Every year, Concord hosts a celebration of the historic North Bridge Fight, marking the 1775 beginning of hostilities between the future United States and Great Britain.
This year, the celebration and parade will attract the usual visitors. In 2025, that will change, as the town hosts the 250th anniversary of the events that put Concord on the historic map permanently. If recent history is a predictor, Concord’s going to get pretty crowded.
“Every 50 years, going back, we’ve had a big event here,” said Select Board member Henry Dane. “It [the battle] was a pivotal event, not just for this country, but for historical institutions everywhere.”
That means interest supersedes regional pride and becomes a national – even international – event.
On March 17, state Sen. Michael Barrett, D-Lexington, announced a proposed supplemental state budget of $2 million to defray some of the expected expenses.
“Pennsylvania, South Carolina and others of the original 13 colonies began their own preparations years ago, but in Massachusetts, state support did not materialize. Now, thanks to the Healey-Driscoll initiative, a proper effort is underway,” wrote Barrett in a press release.
Concord established a planning committee in February 2021. The first step was setting up a committee structure, then establishing the laundry list of subcommittees needed, Dane said.
That committee now boasts 14 members, with duties ranging from arts, literature and music, to hospitality and someone charged with community coordination, among a host of other areas.
Dane called the estimated budget, about $2 million, ambitious. And, while the state supplemental budget is welcome news, Dane said, state aid cannot be a deciding factor in the size or complexity of the 2025 celebration. People, Dane said, will come to mark the occasion, and Concord needs to be ready, regardless of what the state offers.

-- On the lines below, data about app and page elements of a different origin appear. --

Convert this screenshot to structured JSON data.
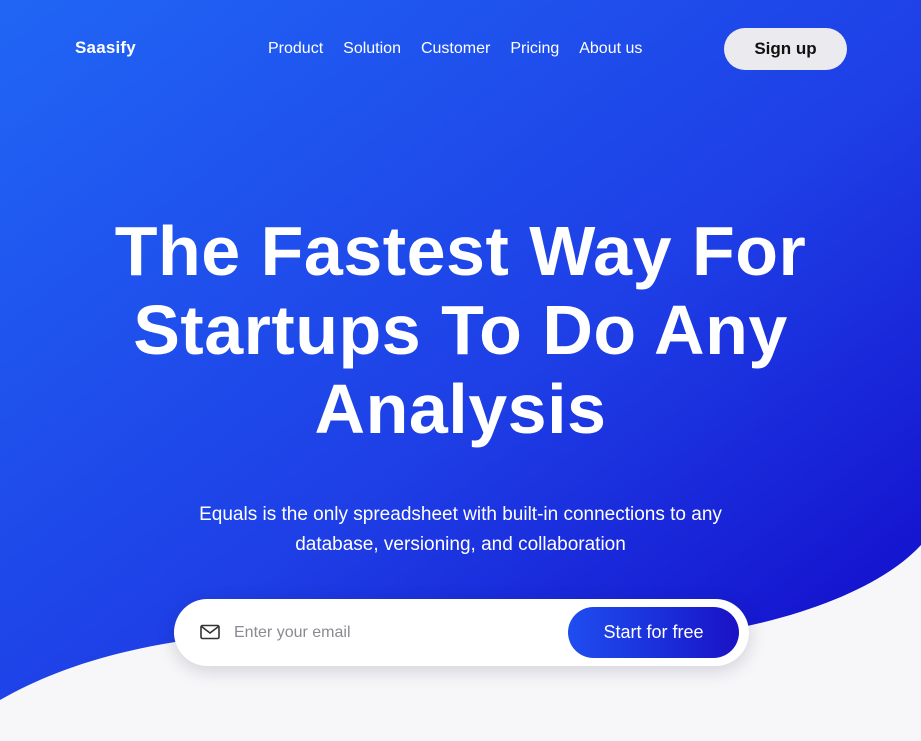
{
  "nav": {
    "logo": "Saasify",
    "items": [
      {
        "label": "Product"
      },
      {
        "label": "Solution"
      },
      {
        "label": "Customer"
      },
      {
        "label": "Pricing"
      },
      {
        "label": "About us"
      }
    ],
    "signup_label": "Sign up"
  },
  "hero": {
    "headline_line1": "The Fastest Way For",
    "headline_line2": "Startups To Do Any",
    "headline_line3": "Analysis",
    "subtitle_line1": "Equals is the only spreadsheet with built-in connections to any",
    "subtitle_line2": "database, versioning, and collaboration"
  },
  "signup_form": {
    "email_placeholder": "Enter your email",
    "email_value": "",
    "submit_label": "Start for free",
    "icon": "mail-icon"
  },
  "colors": {
    "gradient_start": "#2066f5",
    "gradient_end": "#1208c8",
    "page_background": "#f7f7f9"
  }
}
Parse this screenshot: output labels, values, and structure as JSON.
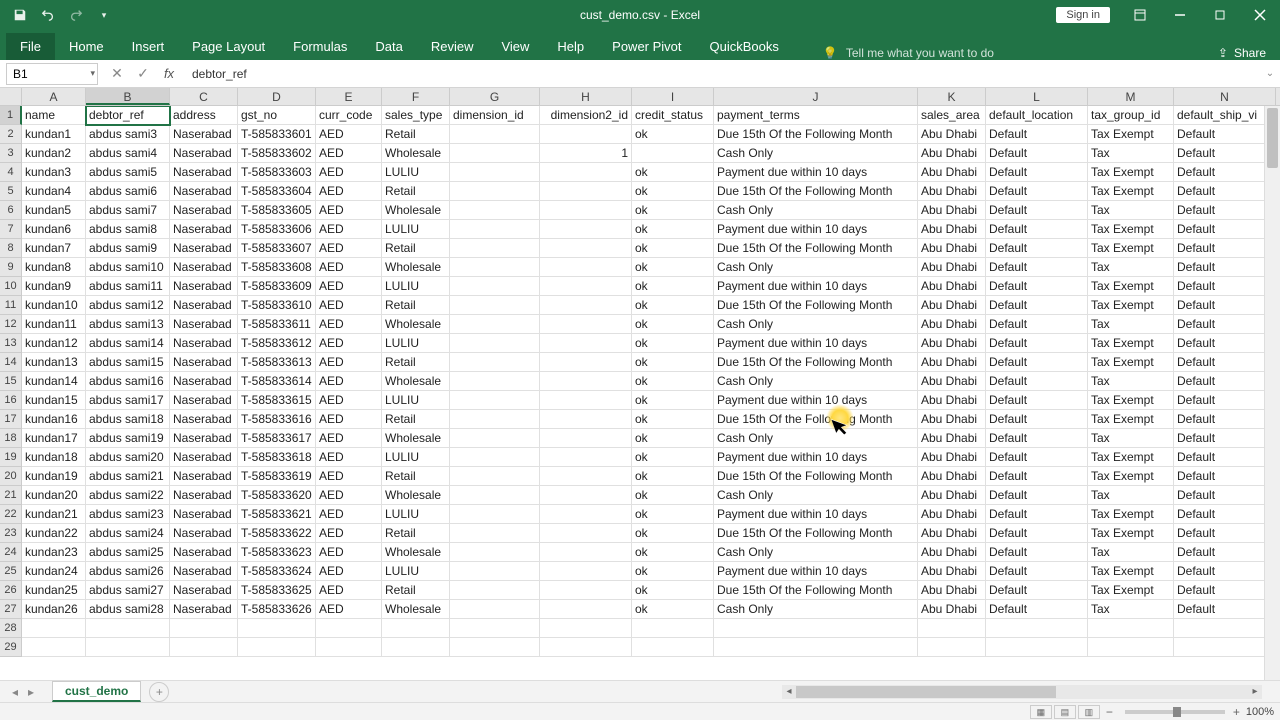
{
  "title_bar": {
    "filename": "cust_demo.csv",
    "app": "Excel",
    "signin": "Sign in"
  },
  "qat_icons": [
    "save-icon",
    "undo-icon",
    "redo-icon",
    "customize-icon"
  ],
  "ribbon": {
    "tabs": [
      "File",
      "Home",
      "Insert",
      "Page Layout",
      "Formulas",
      "Data",
      "Review",
      "View",
      "Help",
      "Power Pivot",
      "QuickBooks"
    ],
    "tell_me": "Tell me what you want to do",
    "share": "Share"
  },
  "formula_bar": {
    "name_box": "B1",
    "formula": "debtor_ref"
  },
  "columns": [
    "A",
    "B",
    "C",
    "D",
    "E",
    "F",
    "G",
    "H",
    "I",
    "J",
    "K",
    "L",
    "M",
    "N"
  ],
  "col_classes": [
    "cA",
    "cB",
    "cC",
    "cD",
    "cE",
    "cF",
    "cG",
    "cH",
    "cI",
    "cJ",
    "cK",
    "cL",
    "cM",
    "cN"
  ],
  "selected_col_idx": 1,
  "selected_row": 1,
  "headers": [
    "name",
    "debtor_ref",
    "address",
    "gst_no",
    "curr_code",
    "sales_type",
    "dimension_id",
    "dimension2_id",
    "credit_status",
    "payment_terms",
    "sales_area",
    "default_location",
    "tax_group_id",
    "default_ship_vi"
  ],
  "rows": [
    [
      "kundan1",
      "abdus sami3",
      "Naserabad",
      "T-585833601",
      "AED",
      "Retail",
      "",
      "",
      "ok",
      "Due 15th Of the Following Month",
      "Abu Dhabi",
      "Default",
      "Tax Exempt",
      "Default"
    ],
    [
      "kundan2",
      "abdus sami4",
      "Naserabad",
      "T-585833602",
      "AED",
      "Wholesale",
      "",
      "1",
      "",
      "Cash Only",
      "Abu Dhabi",
      "Default",
      "Tax",
      "Default"
    ],
    [
      "kundan3",
      "abdus sami5",
      "Naserabad",
      "T-585833603",
      "AED",
      "LULIU",
      "",
      "",
      "ok",
      "Payment due within 10 days",
      "Abu Dhabi",
      "Default",
      "Tax Exempt",
      "Default"
    ],
    [
      "kundan4",
      "abdus sami6",
      "Naserabad",
      "T-585833604",
      "AED",
      "Retail",
      "",
      "",
      "ok",
      "Due 15th Of the Following Month",
      "Abu Dhabi",
      "Default",
      "Tax Exempt",
      "Default"
    ],
    [
      "kundan5",
      "abdus sami7",
      "Naserabad",
      "T-585833605",
      "AED",
      "Wholesale",
      "",
      "",
      "ok",
      "Cash Only",
      "Abu Dhabi",
      "Default",
      "Tax",
      "Default"
    ],
    [
      "kundan6",
      "abdus sami8",
      "Naserabad",
      "T-585833606",
      "AED",
      "LULIU",
      "",
      "",
      "ok",
      "Payment due within 10 days",
      "Abu Dhabi",
      "Default",
      "Tax Exempt",
      "Default"
    ],
    [
      "kundan7",
      "abdus sami9",
      "Naserabad",
      "T-585833607",
      "AED",
      "Retail",
      "",
      "",
      "ok",
      "Due 15th Of the Following Month",
      "Abu Dhabi",
      "Default",
      "Tax Exempt",
      "Default"
    ],
    [
      "kundan8",
      "abdus sami10",
      "Naserabad",
      "T-585833608",
      "AED",
      "Wholesale",
      "",
      "",
      "ok",
      "Cash Only",
      "Abu Dhabi",
      "Default",
      "Tax",
      "Default"
    ],
    [
      "kundan9",
      "abdus sami11",
      "Naserabad",
      "T-585833609",
      "AED",
      "LULIU",
      "",
      "",
      "ok",
      "Payment due within 10 days",
      "Abu Dhabi",
      "Default",
      "Tax Exempt",
      "Default"
    ],
    [
      "kundan10",
      "abdus sami12",
      "Naserabad",
      "T-585833610",
      "AED",
      "Retail",
      "",
      "",
      "ok",
      "Due 15th Of the Following Month",
      "Abu Dhabi",
      "Default",
      "Tax Exempt",
      "Default"
    ],
    [
      "kundan11",
      "abdus sami13",
      "Naserabad",
      "T-585833611",
      "AED",
      "Wholesale",
      "",
      "",
      "ok",
      "Cash Only",
      "Abu Dhabi",
      "Default",
      "Tax",
      "Default"
    ],
    [
      "kundan12",
      "abdus sami14",
      "Naserabad",
      "T-585833612",
      "AED",
      "LULIU",
      "",
      "",
      "ok",
      "Payment due within 10 days",
      "Abu Dhabi",
      "Default",
      "Tax Exempt",
      "Default"
    ],
    [
      "kundan13",
      "abdus sami15",
      "Naserabad",
      "T-585833613",
      "AED",
      "Retail",
      "",
      "",
      "ok",
      "Due 15th Of the Following Month",
      "Abu Dhabi",
      "Default",
      "Tax Exempt",
      "Default"
    ],
    [
      "kundan14",
      "abdus sami16",
      "Naserabad",
      "T-585833614",
      "AED",
      "Wholesale",
      "",
      "",
      "ok",
      "Cash Only",
      "Abu Dhabi",
      "Default",
      "Tax",
      "Default"
    ],
    [
      "kundan15",
      "abdus sami17",
      "Naserabad",
      "T-585833615",
      "AED",
      "LULIU",
      "",
      "",
      "ok",
      "Payment due within 10 days",
      "Abu Dhabi",
      "Default",
      "Tax Exempt",
      "Default"
    ],
    [
      "kundan16",
      "abdus sami18",
      "Naserabad",
      "T-585833616",
      "AED",
      "Retail",
      "",
      "",
      "ok",
      "Due 15th Of the Following Month",
      "Abu Dhabi",
      "Default",
      "Tax Exempt",
      "Default"
    ],
    [
      "kundan17",
      "abdus sami19",
      "Naserabad",
      "T-585833617",
      "AED",
      "Wholesale",
      "",
      "",
      "ok",
      "Cash Only",
      "Abu Dhabi",
      "Default",
      "Tax",
      "Default"
    ],
    [
      "kundan18",
      "abdus sami20",
      "Naserabad",
      "T-585833618",
      "AED",
      "LULIU",
      "",
      "",
      "ok",
      "Payment due within 10 days",
      "Abu Dhabi",
      "Default",
      "Tax Exempt",
      "Default"
    ],
    [
      "kundan19",
      "abdus sami21",
      "Naserabad",
      "T-585833619",
      "AED",
      "Retail",
      "",
      "",
      "ok",
      "Due 15th Of the Following Month",
      "Abu Dhabi",
      "Default",
      "Tax Exempt",
      "Default"
    ],
    [
      "kundan20",
      "abdus sami22",
      "Naserabad",
      "T-585833620",
      "AED",
      "Wholesale",
      "",
      "",
      "ok",
      "Cash Only",
      "Abu Dhabi",
      "Default",
      "Tax",
      "Default"
    ],
    [
      "kundan21",
      "abdus sami23",
      "Naserabad",
      "T-585833621",
      "AED",
      "LULIU",
      "",
      "",
      "ok",
      "Payment due within 10 days",
      "Abu Dhabi",
      "Default",
      "Tax Exempt",
      "Default"
    ],
    [
      "kundan22",
      "abdus sami24",
      "Naserabad",
      "T-585833622",
      "AED",
      "Retail",
      "",
      "",
      "ok",
      "Due 15th Of the Following Month",
      "Abu Dhabi",
      "Default",
      "Tax Exempt",
      "Default"
    ],
    [
      "kundan23",
      "abdus sami25",
      "Naserabad",
      "T-585833623",
      "AED",
      "Wholesale",
      "",
      "",
      "ok",
      "Cash Only",
      "Abu Dhabi",
      "Default",
      "Tax",
      "Default"
    ],
    [
      "kundan24",
      "abdus sami26",
      "Naserabad",
      "T-585833624",
      "AED",
      "LULIU",
      "",
      "",
      "ok",
      "Payment due within 10 days",
      "Abu Dhabi",
      "Default",
      "Tax Exempt",
      "Default"
    ],
    [
      "kundan25",
      "abdus sami27",
      "Naserabad",
      "T-585833625",
      "AED",
      "Retail",
      "",
      "",
      "ok",
      "Due 15th Of the Following Month",
      "Abu Dhabi",
      "Default",
      "Tax Exempt",
      "Default"
    ],
    [
      "kundan26",
      "abdus sami28",
      "Naserabad",
      "T-585833626",
      "AED",
      "Wholesale",
      "",
      "",
      "ok",
      "Cash Only",
      "Abu Dhabi",
      "Default",
      "Tax",
      "Default"
    ]
  ],
  "empty_rows": [
    28,
    29
  ],
  "sheet": {
    "name": "cust_demo"
  },
  "status": {
    "zoom": "100%"
  },
  "numeric_cols": [
    7
  ]
}
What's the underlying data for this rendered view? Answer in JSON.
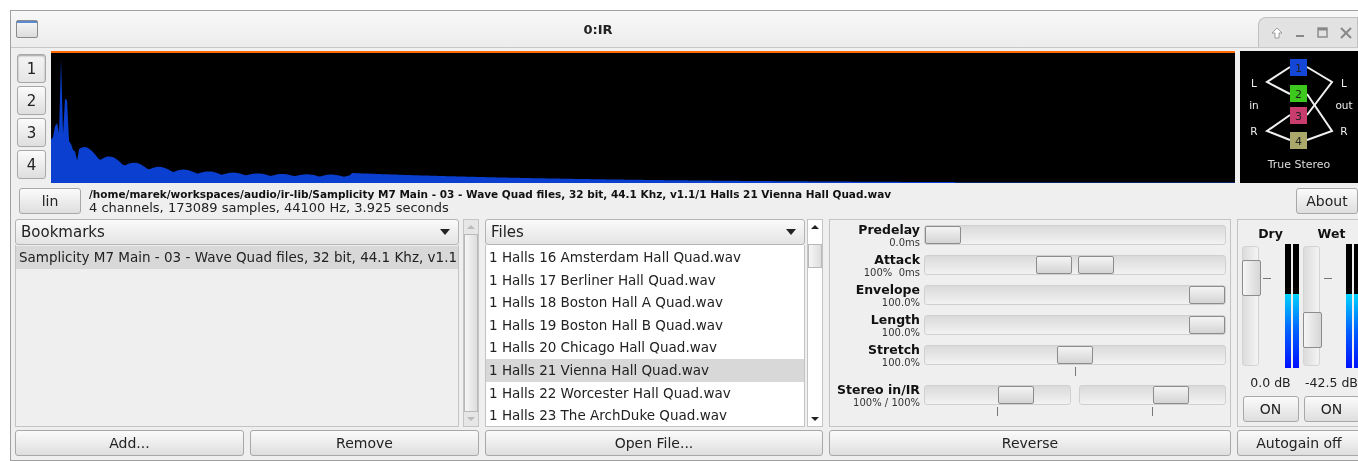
{
  "window": {
    "title": "0:IR"
  },
  "channels": [
    {
      "label": "1",
      "selected": true
    },
    {
      "label": "2",
      "selected": false
    },
    {
      "label": "3",
      "selected": false
    },
    {
      "label": "4",
      "selected": false
    }
  ],
  "scale_button": "lin",
  "file": {
    "path": "/home/marek/workspaces/audio/ir-lib/Samplicity M7 Main - 03 - Wave Quad files, 32 bit, 44.1 Khz, v1.1/1 Halls 21 Vienna Hall Quad.wav",
    "info": "4 channels, 173089 samples, 44100 Hz, 3.925 seconds"
  },
  "routing": {
    "inputs": [
      "L",
      "in",
      "R"
    ],
    "outputs": [
      "L",
      "out",
      "R"
    ],
    "channels": [
      {
        "label": "1",
        "color": "#1446d8"
      },
      {
        "label": "2",
        "color": "#3cc81c"
      },
      {
        "label": "3",
        "color": "#c83c6e"
      },
      {
        "label": "4",
        "color": "#aaa86a"
      }
    ],
    "mode": "True Stereo"
  },
  "about_button": "About",
  "bookmarks": {
    "title": "Bookmarks",
    "items": [
      {
        "label": "Samplicity M7 Main - 03 - Wave Quad files, 32 bit, 44.1 Khz, v1.1",
        "selected": true
      }
    ]
  },
  "files": {
    "title": "Files",
    "items": [
      {
        "label": "1 Halls 16 Amsterdam Hall Quad.wav",
        "selected": false
      },
      {
        "label": "1 Halls 17 Berliner Hall Quad.wav",
        "selected": false
      },
      {
        "label": "1 Halls 18 Boston Hall A Quad.wav",
        "selected": false
      },
      {
        "label": "1 Halls 19 Boston Hall B Quad.wav",
        "selected": false
      },
      {
        "label": "1 Halls 20 Chicago Hall Quad.wav",
        "selected": false
      },
      {
        "label": "1 Halls 21 Vienna Hall Quad.wav",
        "selected": true
      },
      {
        "label": "1 Halls 22 Worcester Hall Quad.wav",
        "selected": false
      },
      {
        "label": "1 Halls 23 The ArchDuke Quad.wav",
        "selected": false
      }
    ]
  },
  "controls": [
    {
      "kind": "single",
      "name": "Predelay",
      "reading": "0.0ms",
      "handles": [
        {
          "level": 0
        }
      ]
    },
    {
      "kind": "range",
      "name": "Attack",
      "reading": "100%  0ms",
      "handles": [
        {
          "level": 0.42
        },
        {
          "level": 0.58
        }
      ]
    },
    {
      "kind": "single",
      "name": "Envelope",
      "reading": "100.0%",
      "handles": [
        {
          "level": 1
        }
      ]
    },
    {
      "kind": "single",
      "name": "Length",
      "reading": "100.0%",
      "handles": [
        {
          "level": 1
        }
      ]
    },
    {
      "kind": "centered",
      "name": "Stretch",
      "reading": "100.0%",
      "handles": [
        {
          "level": 0.5
        }
      ]
    },
    {
      "kind": "split",
      "name": "Stereo in/IR",
      "reading": "100% / 100%",
      "handles": [
        {
          "level": 0.67
        },
        {
          "level": 0.67
        }
      ]
    }
  ],
  "mix": [
    {
      "label": "Dry",
      "level": 0.84,
      "reading": "0.0 dB",
      "toggle": "ON"
    },
    {
      "label": "Wet",
      "level": 0.23,
      "reading": "-42.5 dB",
      "toggle": "ON"
    }
  ],
  "buttons": {
    "add": "Add...",
    "remove": "Remove",
    "open": "Open File...",
    "reverse": "Reverse",
    "autogain": "Autogain off"
  }
}
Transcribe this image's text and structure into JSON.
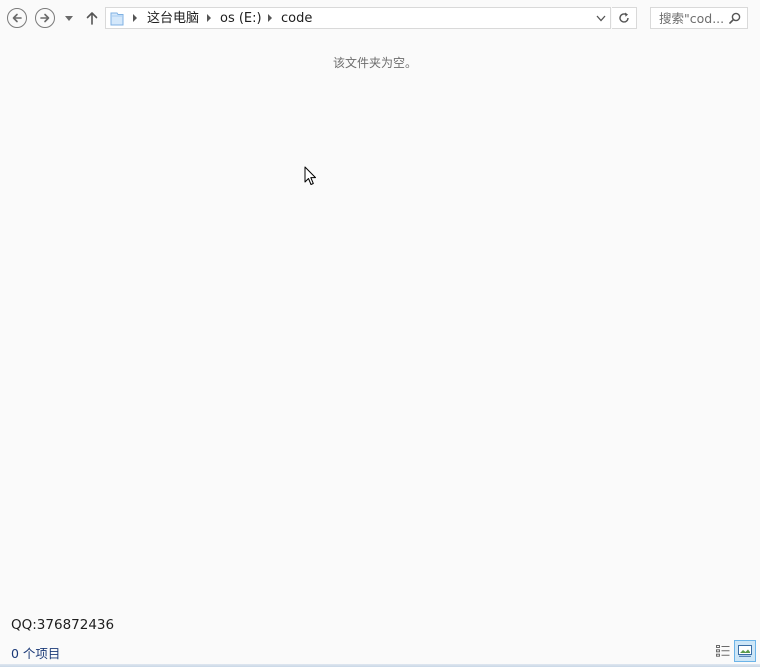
{
  "navigation": {
    "back_icon": "arrow-left-circle-icon",
    "forward_icon": "arrow-right-circle-icon",
    "recent_icon": "chevron-down-icon",
    "up_icon": "arrow-up-icon"
  },
  "address": {
    "location_icon": "folder-icon",
    "breadcrumbs": [
      "这台电脑",
      "os (E:)",
      "code"
    ],
    "dropdown_icon": "chevron-down-icon",
    "refresh_icon": "refresh-icon"
  },
  "search": {
    "placeholder": "搜索\"cod...",
    "icon": "search-icon"
  },
  "content": {
    "empty_message": "该文件夹为空。",
    "overlay_text": "QQ:376872436"
  },
  "statusbar": {
    "item_count": "0 个项目",
    "views": [
      {
        "name": "details-view",
        "icon": "details-view-icon",
        "active": false
      },
      {
        "name": "large-icons-view",
        "icon": "large-icons-view-icon",
        "active": true
      }
    ]
  },
  "colors": {
    "accent": "#6cb4e8",
    "status_text": "#1b3a78",
    "muted_text": "#6d6d6d"
  }
}
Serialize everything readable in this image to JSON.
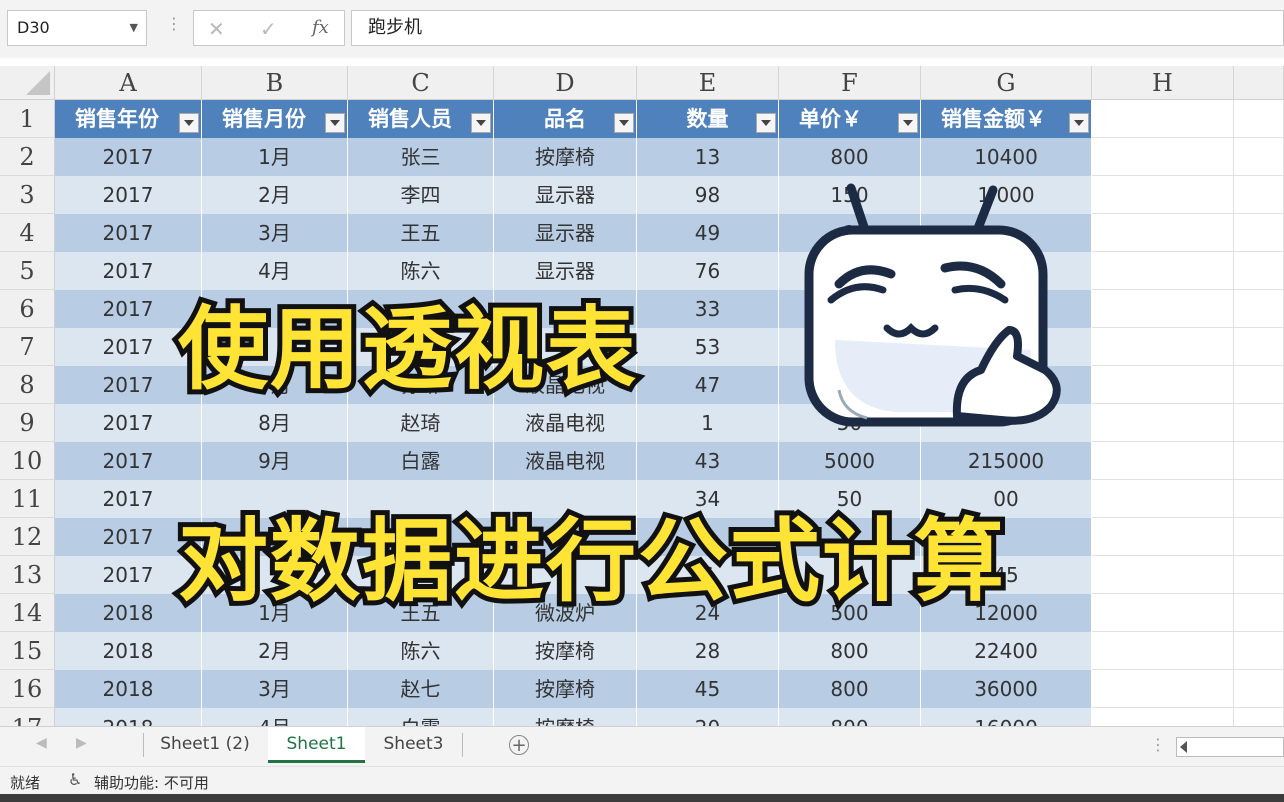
{
  "formula_bar": {
    "name_box": "D30",
    "cancel_icon": "✕",
    "confirm_icon": "✓",
    "fx_icon": "fx",
    "content": "跑步机"
  },
  "columns": [
    "A",
    "B",
    "C",
    "D",
    "E",
    "F",
    "G",
    "H"
  ],
  "table": {
    "headers": [
      "销售年份",
      "销售月份",
      "销售人员",
      "品名",
      "数量",
      "单价￥",
      "销售金额￥"
    ],
    "rows": [
      [
        "2017",
        "1月",
        "张三",
        "按摩椅",
        "13",
        "800",
        "10400"
      ],
      [
        "2017",
        "2月",
        "李四",
        "显示器",
        "98",
        "150",
        "1  000"
      ],
      [
        "2017",
        "3月",
        "王五",
        "显示器",
        "49",
        "1",
        ""
      ],
      [
        "2017",
        "4月",
        "陈六",
        "显示器",
        "76",
        "",
        ""
      ],
      [
        "2017",
        "",
        "",
        "",
        "33",
        "",
        ""
      ],
      [
        "2017",
        "",
        "",
        "",
        "53",
        "",
        ""
      ],
      [
        "2017",
        "7月",
        "孙琳",
        "液晶电视",
        "47",
        "",
        ""
      ],
      [
        "2017",
        "8月",
        "赵琦",
        "液晶电视",
        "1",
        "50",
        ""
      ],
      [
        "2017",
        "9月",
        "白露",
        "液晶电视",
        "43",
        "5000",
        "215000"
      ],
      [
        "2017",
        "",
        "",
        "",
        "34",
        "50",
        "00"
      ],
      [
        "2017",
        "",
        "",
        "",
        "",
        "",
        ""
      ],
      [
        "2017",
        "",
        "",
        "",
        "6",
        "",
        "45"
      ],
      [
        "2018",
        "1月",
        "王五",
        "微波炉",
        "24",
        "500",
        "12000"
      ],
      [
        "2018",
        "2月",
        "陈六",
        "按摩椅",
        "28",
        "800",
        "22400"
      ],
      [
        "2018",
        "3月",
        "赵七",
        "按摩椅",
        "45",
        "800",
        "36000"
      ],
      [
        "2018",
        "4月",
        "白露",
        "按摩椅",
        "20",
        "800",
        "16000"
      ]
    ]
  },
  "overlay": {
    "line1": "使用透视表",
    "line2": "对数据进行公式计算"
  },
  "sheet_tabs": [
    "Sheet1 (2)",
    "Sheet1",
    "Sheet3"
  ],
  "active_tab_index": 1,
  "add_sheet": "+",
  "status": {
    "ready": "就绪",
    "accessibility": "辅助功能: 不可用"
  },
  "colors": {
    "header_blue": "#4f81bd",
    "band_dark": "#b8cce4",
    "band_light": "#dce6f1",
    "overlay_yellow": "#ffe335",
    "excel_green": "#217346"
  }
}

The biggest expected expense will be public safety. A bill has been introduced to provide $1 million, split with Lexington, to defray public safety costs. A meeting of the two towns is planned for this week, Dane said.
While the 250 anniversary will be financially costly – and logistically difficult – it will be a substantial boon to the area economy, Dane said. All those people, and he said it’s reasonable to expect more than 100,000 visitors, come spending money on hotels, food and transportation, a significant economic boost, Dane said.
Barrett also pointed out the economic potential of the 250th.
“Beginning 24 months from now, we can expect scads of visitors,” Barrett wrote. “All of which means trade for local businesses, not to mention justified pride, which will be good, and crowds and traffic and security costs, which will be problematic.”
And, while Concord faces footing a good percentage of the bill, there is the chance for sponsorships and fundraising. For example, if there is a musical performance, a local business might provide the money to make it happen. Details on specifics will become clear as the town finalizes planning, he said.
The Concord Minute Men will be a big part of the celebration, following the lead of the celebration committee.
“The Concord Minute Men are working with the 250th celebration committee and will be supporting all the events they plan,” wrote past Capt. Doug Ellis in an email. “This includes the Patriot’s Day parade, the Patriot’s Ball, the Evening Vigil on April 18th at the Old North Bridge (a remembrance service to those who died on April 19th) and the Dawn Salute at Minute Man National Historical Park on April 19th.”
According to Ellis, who is a sergeant major and a company safety officer, the company is recruiting, aiming to swell the ranks by at least 100 people by 2025, Ellis said. Anyone interested is encouraged to check out https://concordminutemen.wordpress.com/contact/.
The most recent celebration, the bicentennial in 1975, drew more than 100,000 people, including then-President Gerald Ford, to Concord. A New York Times article, dated March 2, 1975, was headlined “The coming siege of Concord.”
The Times story relates some details: 400 National Guardsmen for crowd control; the expected 12,000 box lunches to be distributed at local churches because restaurants would be overwhelmed; three shallow-draft Coast Guard river boats; 200 portable toilets; and first aid stations along the parade route.
At the 1875 celebration, when the town, unprepared, was swarmed by 50,000 celebrants, including President Grant. Even Mark Twain couldn’t get a train from Cambridge that day, according to the Times, spending the cold, raw day in a friend’s library.
“Unprepared for the crowd, the town soon ran out of food. Homes were invaded, pantries stormed. The cold and hungry soon warmed their empty stomachs with spirits. Police restored order, and the Middlesex Hotel bar was closed down,” the Times wrote of the 1870s mayhem.
Not a done deal
According to Barrett’s release, there is a lot riding on the 250th anniversary. Towns across Massachusetts will benefit from the tourism-boosting, image-enhancing possibilities of the 250th celebration, he wrote.
“The House and Senate will work plenty of changes into this supplemental budget, which contains a number of other significant items,” he wrote. “But here’s hoping this $2 million for ‘Rev 250’ crosses the finish line.”
And as planning for the 250th wraps up, Concord residents can start looking forward to the town’s 400th birthday, in 2035.